───── Records to process ─────

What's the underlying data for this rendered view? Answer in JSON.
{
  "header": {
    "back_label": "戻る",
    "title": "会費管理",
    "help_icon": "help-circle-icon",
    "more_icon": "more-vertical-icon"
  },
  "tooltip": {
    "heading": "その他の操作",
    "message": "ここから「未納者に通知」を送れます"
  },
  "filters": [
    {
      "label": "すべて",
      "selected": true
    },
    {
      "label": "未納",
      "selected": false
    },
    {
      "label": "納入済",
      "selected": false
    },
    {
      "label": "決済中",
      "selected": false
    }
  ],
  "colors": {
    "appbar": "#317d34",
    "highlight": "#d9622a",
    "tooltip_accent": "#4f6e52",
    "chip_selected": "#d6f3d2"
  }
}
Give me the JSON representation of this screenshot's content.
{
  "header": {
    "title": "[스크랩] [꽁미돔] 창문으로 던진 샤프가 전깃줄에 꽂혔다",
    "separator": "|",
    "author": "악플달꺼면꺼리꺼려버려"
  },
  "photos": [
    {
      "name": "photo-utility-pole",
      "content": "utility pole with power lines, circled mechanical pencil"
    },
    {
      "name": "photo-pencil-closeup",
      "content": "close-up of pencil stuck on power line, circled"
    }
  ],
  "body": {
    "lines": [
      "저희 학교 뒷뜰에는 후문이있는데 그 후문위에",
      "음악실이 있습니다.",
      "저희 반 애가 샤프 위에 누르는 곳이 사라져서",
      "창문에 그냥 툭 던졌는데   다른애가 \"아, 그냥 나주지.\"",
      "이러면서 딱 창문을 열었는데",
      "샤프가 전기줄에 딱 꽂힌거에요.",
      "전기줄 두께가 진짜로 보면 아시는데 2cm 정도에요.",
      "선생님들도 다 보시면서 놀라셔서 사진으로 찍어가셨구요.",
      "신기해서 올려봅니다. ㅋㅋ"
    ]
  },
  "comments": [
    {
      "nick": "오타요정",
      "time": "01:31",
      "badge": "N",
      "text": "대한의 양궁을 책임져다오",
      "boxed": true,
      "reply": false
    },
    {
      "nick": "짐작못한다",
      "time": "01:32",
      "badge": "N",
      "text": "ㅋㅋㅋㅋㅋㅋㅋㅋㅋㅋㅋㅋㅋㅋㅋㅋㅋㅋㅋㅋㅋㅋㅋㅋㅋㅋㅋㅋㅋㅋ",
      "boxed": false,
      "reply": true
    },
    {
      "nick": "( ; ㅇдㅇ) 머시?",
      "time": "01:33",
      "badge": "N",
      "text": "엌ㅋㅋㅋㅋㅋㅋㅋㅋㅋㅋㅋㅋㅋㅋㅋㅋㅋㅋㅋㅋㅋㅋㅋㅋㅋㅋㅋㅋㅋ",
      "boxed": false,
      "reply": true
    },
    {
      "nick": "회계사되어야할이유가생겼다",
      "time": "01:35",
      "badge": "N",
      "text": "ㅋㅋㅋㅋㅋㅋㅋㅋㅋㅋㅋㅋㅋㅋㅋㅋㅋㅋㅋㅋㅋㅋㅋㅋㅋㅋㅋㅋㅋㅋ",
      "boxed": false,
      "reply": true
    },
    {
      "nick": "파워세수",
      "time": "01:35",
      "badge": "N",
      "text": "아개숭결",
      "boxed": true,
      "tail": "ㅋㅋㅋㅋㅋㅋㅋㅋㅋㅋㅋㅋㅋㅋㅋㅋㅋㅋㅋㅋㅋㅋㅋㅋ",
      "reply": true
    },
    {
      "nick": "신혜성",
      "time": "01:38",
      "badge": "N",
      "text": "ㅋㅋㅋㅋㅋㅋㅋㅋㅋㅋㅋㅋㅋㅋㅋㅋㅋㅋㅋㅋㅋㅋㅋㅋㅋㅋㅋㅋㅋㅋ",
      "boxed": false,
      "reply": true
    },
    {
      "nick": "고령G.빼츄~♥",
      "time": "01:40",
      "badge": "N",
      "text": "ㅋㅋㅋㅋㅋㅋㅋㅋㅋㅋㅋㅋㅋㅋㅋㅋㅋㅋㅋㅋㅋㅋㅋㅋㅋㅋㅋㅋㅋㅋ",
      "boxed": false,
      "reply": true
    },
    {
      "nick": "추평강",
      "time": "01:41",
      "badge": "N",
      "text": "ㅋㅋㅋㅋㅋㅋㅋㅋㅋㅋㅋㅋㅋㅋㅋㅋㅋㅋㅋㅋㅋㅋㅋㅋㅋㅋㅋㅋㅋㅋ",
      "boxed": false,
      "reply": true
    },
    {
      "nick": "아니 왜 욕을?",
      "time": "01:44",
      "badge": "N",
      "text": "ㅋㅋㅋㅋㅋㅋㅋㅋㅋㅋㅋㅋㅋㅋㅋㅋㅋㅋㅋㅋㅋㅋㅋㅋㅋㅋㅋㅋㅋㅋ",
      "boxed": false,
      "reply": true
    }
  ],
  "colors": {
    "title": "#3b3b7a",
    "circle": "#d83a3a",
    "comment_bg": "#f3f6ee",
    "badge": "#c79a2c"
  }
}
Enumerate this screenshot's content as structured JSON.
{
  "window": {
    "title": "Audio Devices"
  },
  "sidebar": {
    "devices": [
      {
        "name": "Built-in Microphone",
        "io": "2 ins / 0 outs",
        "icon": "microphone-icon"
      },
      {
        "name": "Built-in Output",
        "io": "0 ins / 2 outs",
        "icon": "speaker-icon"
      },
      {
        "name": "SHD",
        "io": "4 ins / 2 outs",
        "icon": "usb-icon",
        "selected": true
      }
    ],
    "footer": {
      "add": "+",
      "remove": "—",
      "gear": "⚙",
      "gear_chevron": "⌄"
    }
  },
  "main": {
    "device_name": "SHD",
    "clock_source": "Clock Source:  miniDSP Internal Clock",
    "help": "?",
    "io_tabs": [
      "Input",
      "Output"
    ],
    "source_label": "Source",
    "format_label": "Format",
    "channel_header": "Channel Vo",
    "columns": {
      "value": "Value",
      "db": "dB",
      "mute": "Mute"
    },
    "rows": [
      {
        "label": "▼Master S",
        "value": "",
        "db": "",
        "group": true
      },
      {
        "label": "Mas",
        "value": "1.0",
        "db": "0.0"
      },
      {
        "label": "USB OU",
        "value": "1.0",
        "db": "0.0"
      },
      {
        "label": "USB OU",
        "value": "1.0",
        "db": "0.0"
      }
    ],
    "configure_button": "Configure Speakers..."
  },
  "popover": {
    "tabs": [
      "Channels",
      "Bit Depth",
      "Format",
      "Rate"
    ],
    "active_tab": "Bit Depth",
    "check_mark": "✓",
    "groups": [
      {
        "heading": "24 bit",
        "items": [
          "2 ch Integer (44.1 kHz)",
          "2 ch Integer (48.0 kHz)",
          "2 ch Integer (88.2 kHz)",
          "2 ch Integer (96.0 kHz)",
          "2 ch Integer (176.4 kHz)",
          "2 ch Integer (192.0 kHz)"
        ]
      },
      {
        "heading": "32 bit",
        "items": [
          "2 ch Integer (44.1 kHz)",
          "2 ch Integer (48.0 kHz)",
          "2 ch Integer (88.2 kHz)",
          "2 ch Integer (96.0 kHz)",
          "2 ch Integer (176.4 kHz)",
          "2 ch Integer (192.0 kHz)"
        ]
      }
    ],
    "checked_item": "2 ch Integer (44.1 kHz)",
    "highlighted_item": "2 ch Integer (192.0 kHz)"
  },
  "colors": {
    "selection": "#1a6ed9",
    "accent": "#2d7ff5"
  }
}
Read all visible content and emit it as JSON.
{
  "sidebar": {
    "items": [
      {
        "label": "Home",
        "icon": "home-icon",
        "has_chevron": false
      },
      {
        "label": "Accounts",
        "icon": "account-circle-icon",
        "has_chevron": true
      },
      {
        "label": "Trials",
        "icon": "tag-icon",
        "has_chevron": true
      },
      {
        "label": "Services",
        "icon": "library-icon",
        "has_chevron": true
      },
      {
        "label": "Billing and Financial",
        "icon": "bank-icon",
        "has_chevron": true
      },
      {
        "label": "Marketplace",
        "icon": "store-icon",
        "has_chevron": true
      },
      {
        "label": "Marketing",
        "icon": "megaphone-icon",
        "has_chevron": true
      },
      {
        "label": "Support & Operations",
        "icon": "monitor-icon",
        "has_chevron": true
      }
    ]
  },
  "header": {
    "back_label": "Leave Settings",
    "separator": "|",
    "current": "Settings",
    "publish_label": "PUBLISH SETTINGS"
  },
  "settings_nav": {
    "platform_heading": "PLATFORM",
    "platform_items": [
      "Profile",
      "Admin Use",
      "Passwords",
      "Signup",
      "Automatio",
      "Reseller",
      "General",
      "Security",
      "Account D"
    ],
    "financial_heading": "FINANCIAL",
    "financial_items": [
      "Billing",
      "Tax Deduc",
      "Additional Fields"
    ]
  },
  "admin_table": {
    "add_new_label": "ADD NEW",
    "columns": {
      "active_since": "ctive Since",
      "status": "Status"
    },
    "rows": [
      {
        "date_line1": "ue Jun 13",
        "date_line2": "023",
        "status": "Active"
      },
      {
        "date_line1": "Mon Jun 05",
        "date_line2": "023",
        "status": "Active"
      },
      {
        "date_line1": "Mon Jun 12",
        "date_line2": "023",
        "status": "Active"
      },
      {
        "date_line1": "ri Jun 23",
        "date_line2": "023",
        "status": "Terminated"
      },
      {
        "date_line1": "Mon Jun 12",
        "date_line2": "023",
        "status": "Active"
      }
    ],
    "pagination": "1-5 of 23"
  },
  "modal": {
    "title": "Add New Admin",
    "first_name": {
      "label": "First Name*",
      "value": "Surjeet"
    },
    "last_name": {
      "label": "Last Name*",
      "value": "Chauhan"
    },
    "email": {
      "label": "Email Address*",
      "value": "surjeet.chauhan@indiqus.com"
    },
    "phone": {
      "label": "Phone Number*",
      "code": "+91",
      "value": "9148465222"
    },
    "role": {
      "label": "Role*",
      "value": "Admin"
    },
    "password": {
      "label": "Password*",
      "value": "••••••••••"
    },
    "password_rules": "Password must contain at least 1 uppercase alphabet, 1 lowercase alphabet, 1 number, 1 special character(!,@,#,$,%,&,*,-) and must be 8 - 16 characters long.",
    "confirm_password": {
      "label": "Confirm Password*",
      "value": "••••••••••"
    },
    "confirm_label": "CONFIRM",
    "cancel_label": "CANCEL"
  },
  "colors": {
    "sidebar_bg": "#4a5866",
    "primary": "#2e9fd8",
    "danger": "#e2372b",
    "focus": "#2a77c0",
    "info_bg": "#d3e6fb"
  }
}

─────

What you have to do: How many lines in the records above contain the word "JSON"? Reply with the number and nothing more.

Written reply: 4